“You still need an expert analyst to build a nice dashboard, and it takes about a week to do that. You need, really, fundamentally built technology that can be used by an average business user, and that is what ThoughtSpot provides,” Ajeet Singh, the founder and CEO of ThoughtSpot said.
ThoughtSpot is just one of 300+ AI HR companies our research team has profiled. They have opened up a new avenue of research in HR, diving into the applications and implications of AI for this business function. They have already sifted through 100s of companies, products, and people to understand where ground-breaking developments are taking place and who is applying these most effectively.
It looks like New York City will be hosting its first test of fully autonomous vehicles very soon and surprisingly, they’re not from Waymo or Uber. Instead, General Motors and Cruise Automation have submitted the first application for sustained testing and are aiming to do so in Manhattan. New York state only recently opened its roads up to self-driving vehicles, joining California, Arizona and Pennsylvania in allowing tests of the technology. Governor Andrew Cuomo announced in May that the DMV had begun taking applications for said tests on New York’s roads and GM is the first in line.
Manhattan Borough President Gale Brewer said in a statement, “New York is the ultimate proving ground for autonomous vehicle technology. We have a streetscape that is unrivaled in its scale and complexity, and so it’s fitting that General Motors and Cruise Automation are finally bringing this technology here for testing and development.”
Last month, Franken flagged what he dubbed “substantial questions” about how “Face ID will impact iPhone users’ privacy and security, and whether the technology will perform equally well on different groups of people”, asking Apple for “clarity to the millions of Americans who use your products” and how it had
weighed privacy and security issues pertaining to the tech itself; and for additional steps taken to protect users.
In its response letter, Apple first points the Senator to existing public info — noting it has published a Face ID security white paper and a Knowledge Base article to “explain how we protect our customers’ privacy and keep their data secure”. It adds that this “detailed information” provides answers “all of the questions you raise”. But also goes on to summarise how Face ID facial biometrics are stored, writing: “Face ID data, including mathematical representations of your face, is encrypted and only available to the Secure Enclave. This data never leaves the device.”

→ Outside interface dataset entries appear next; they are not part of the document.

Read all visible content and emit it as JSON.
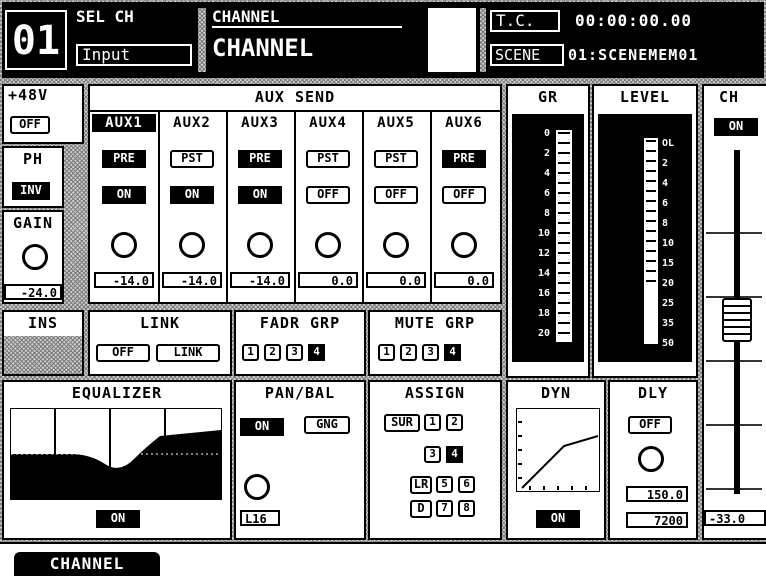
{
  "header": {
    "channel_number": "01",
    "sel_ch_label": "SEL CH",
    "sel_ch_value": "Input",
    "channel_label": "CHANNEL",
    "channel_name": "CHANNEL",
    "tc_label": "T.C.",
    "tc_value": "00:00:00.00",
    "scene_label": "SCENE",
    "scene_value": "01:SCENEMEM01"
  },
  "left": {
    "phantom_label": "+48V",
    "phantom_state": "OFF",
    "phase_label": "PH",
    "phase_state": "INV",
    "gain_label": "GAIN",
    "gain_value": "-24.0"
  },
  "aux_send": {
    "title": "AUX SEND",
    "channels": [
      {
        "name": "AUX1",
        "mode": "PRE",
        "state": "ON",
        "value": "-14.0",
        "selected": true
      },
      {
        "name": "AUX2",
        "mode": "PST",
        "state": "ON",
        "value": "-14.0",
        "selected": false
      },
      {
        "name": "AUX3",
        "mode": "PRE",
        "state": "ON",
        "value": "-14.0",
        "selected": false
      },
      {
        "name": "AUX4",
        "mode": "PST",
        "state": "OFF",
        "value": "0.0",
        "selected": false
      },
      {
        "name": "AUX5",
        "mode": "PST",
        "state": "OFF",
        "value": "0.0",
        "selected": false
      },
      {
        "name": "AUX6",
        "mode": "PRE",
        "state": "OFF",
        "value": "0.0",
        "selected": false
      }
    ]
  },
  "gr_meter": {
    "title": "GR",
    "scale": [
      "0",
      "2",
      "4",
      "6",
      "8",
      "10",
      "12",
      "14",
      "16",
      "18",
      "20"
    ]
  },
  "level_meter": {
    "title": "LEVEL",
    "scale": [
      "OL",
      "2",
      "4",
      "6",
      "8",
      "10",
      "15",
      "20",
      "25",
      "35",
      "50"
    ],
    "lit_segments": 6
  },
  "ch_fader": {
    "title": "CH",
    "state": "ON",
    "value": "-33.0"
  },
  "ins": {
    "title": "INS"
  },
  "link": {
    "title": "LINK",
    "off_label": "OFF",
    "link_label": "LINK"
  },
  "fadr_grp": {
    "title": "FADR GRP",
    "buttons": [
      "1",
      "2",
      "3",
      "4"
    ]
  },
  "mute_grp": {
    "title": "MUTE GRP",
    "buttons": [
      "1",
      "2",
      "3",
      "4"
    ]
  },
  "equalizer": {
    "title": "EQUALIZER",
    "state": "ON"
  },
  "pan_bal": {
    "title": "PAN/BAL",
    "state": "ON",
    "gang_label": "GNG",
    "value": "L16"
  },
  "assign": {
    "title": "ASSIGN",
    "sur_label": "SUR",
    "lr_label": "LR",
    "direct_label": "D",
    "buttons": [
      "1",
      "2",
      "3",
      "4",
      "5",
      "6",
      "7",
      "8"
    ]
  },
  "dyn": {
    "title": "DYN",
    "state": "ON"
  },
  "dly": {
    "title": "DLY",
    "state": "OFF",
    "time_value": "150.0",
    "sample_value": "7200"
  },
  "bottom_tab": {
    "label": "CHANNEL"
  },
  "colors": {
    "foreground": "#000000",
    "background": "#ffffff",
    "hatch": "#7a7a7a"
  }
}
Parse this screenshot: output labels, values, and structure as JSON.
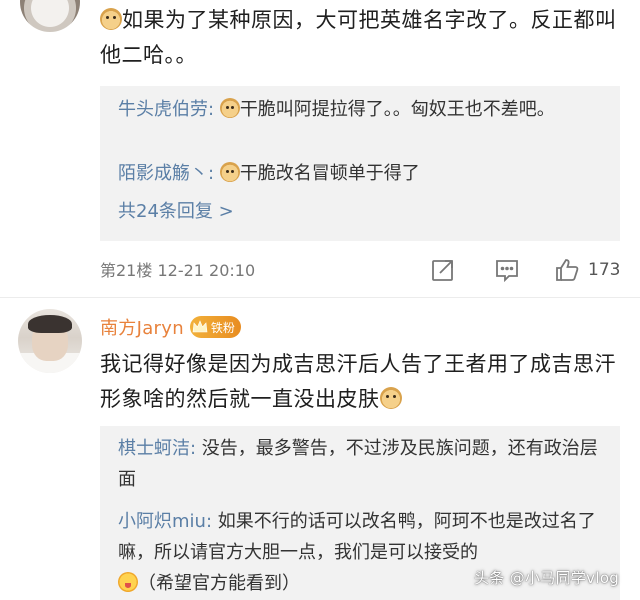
{
  "comment1": {
    "text": "如果为了某种原因，大可把英雄名字改了。反正都叫他二哈。。",
    "replies": [
      {
        "name": "牛头虎伯劳:",
        "text": "干脆叫阿提拉得了。。匈奴王也不差吧。"
      },
      {
        "name": "陌影成觞丶:",
        "text": "干脆改名冒顿单于得了"
      }
    ],
    "more_replies": "共24条回复 >",
    "floor": "第21楼",
    "time": "12-21 20:10",
    "likes": "173"
  },
  "comment2": {
    "author": "南方Jaryn",
    "badge": "铁粉",
    "text": "我记得好像是因为成吉思汗后人告了王者用了成吉思汗形象啥的然后就一直没出皮肤",
    "replies": [
      {
        "name": "棋士蚵洁:",
        "text": " 没告，最多警告，不过涉及民族问题，还有政治层面"
      },
      {
        "name": "小阿炽miu:",
        "text": " 如果不行的话可以改名鸭，阿珂不也是改过名了嘛，所以请官方大胆一点，我们是可以接受的"
      },
      {
        "name": "",
        "text": "（希望官方能看到）"
      }
    ]
  },
  "watermark": "头条 @小马同学vlog",
  "colors": {
    "link_blue": "#5b7fa6",
    "username_orange": "#e8823c",
    "reply_bg": "#f2f2f2"
  },
  "icons": [
    "doge-emoji",
    "share-icon",
    "comment-icon",
    "like-icon",
    "crown-icon",
    "tongue-emoji"
  ]
}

Sidewalk Labs, the smart city subsidiary of Alphabet with the stated goal of “reimagining cities from the Internet up,” now has a very big sandbox in which to conduct its high-tech experiments. The Google spinoff announced a deal with the city of Toronto to develop 800 acres of waterfront property into its own digital utopia.
Waterfront Toronto, a city agency tasked with overseeing the development along the shore of Lake Ontario, is teaming up with Sidewalk Labs to create a new venture called Sidewalk Toronto. On Tuesday, Canadian Prime Minister Justin Trudeau joined top executives from Alphabet, including executive chairman Eric Schmidt, to announce the deal, which includes a $50 million commitment from Sidewalk Labs for the installation and testing of the company’s smart city technology. The cost of the project, currently dubbed Quayside, is likely to run over $1 billion, according to an earlier report by TheWall Street Journal.
The $149.99 Garmin Speak is the equivalent of an Echo Dot for the car. It mounts on the windshield and accesses data by syncing up with
smartphones. “Our vision is that the Alexa service will be everywhere our customers want it, including inside the car,” said Ned Curic, vice president of automotive at Amazon Alexa. “Alexa on the Garmin Speak can help customers with many things, like controlling their smart home from the road, getting news or traffic, listening to Audiobooks, adding items to a shopping list, and ordering dinner with just their voice.”
Coupa Software announced Tuesday that it’s acquiring Deep Relevance, a San Francisco, Calif.-based firm that has a platform for detecting fraud in an organisation’s spending. Coupa, which makes cloud-based spend management software, said it plans to apply the AI models developed by Deep Relevance to the spend data Coupa has collected from its customer community.
In doing so, Coupa said it will create a fraud profile based on the analysis of aggregated community data from expenses, purchase orders, and invoices. This
profile score can then be used to alert a company’s internal auditors or finance team for further review and action on suspicious activity.
Coming later this year is Intel’s attempt to fight back against the likes of Nvidia with its first chip dedicated to running AI operations. And the company has signed up an big collaborator in its first run: Facebook. “We are thrilled to have Facebook in close collaboration sharing their technical insights as we bring this new generation of AI hardware to market,” Intel CEO Brian Krzanich wrote in a blog post published Tuesday morning.
Intel is calling the upcoming chip a neural network processor (or NNP), formerly codenamed Lake Crest. As the chip’s name suggests, the processor is optimised for running neural networks, another name for deep learning.
If you’re an innovator or an entrepreneur who wants to understand one of the hottest topics in tech, this is for you. A deep dive introduction to Machine Learning and Artificial Intelligence, this course explains the different methodologies and their applications from both research and enterprise perspectives.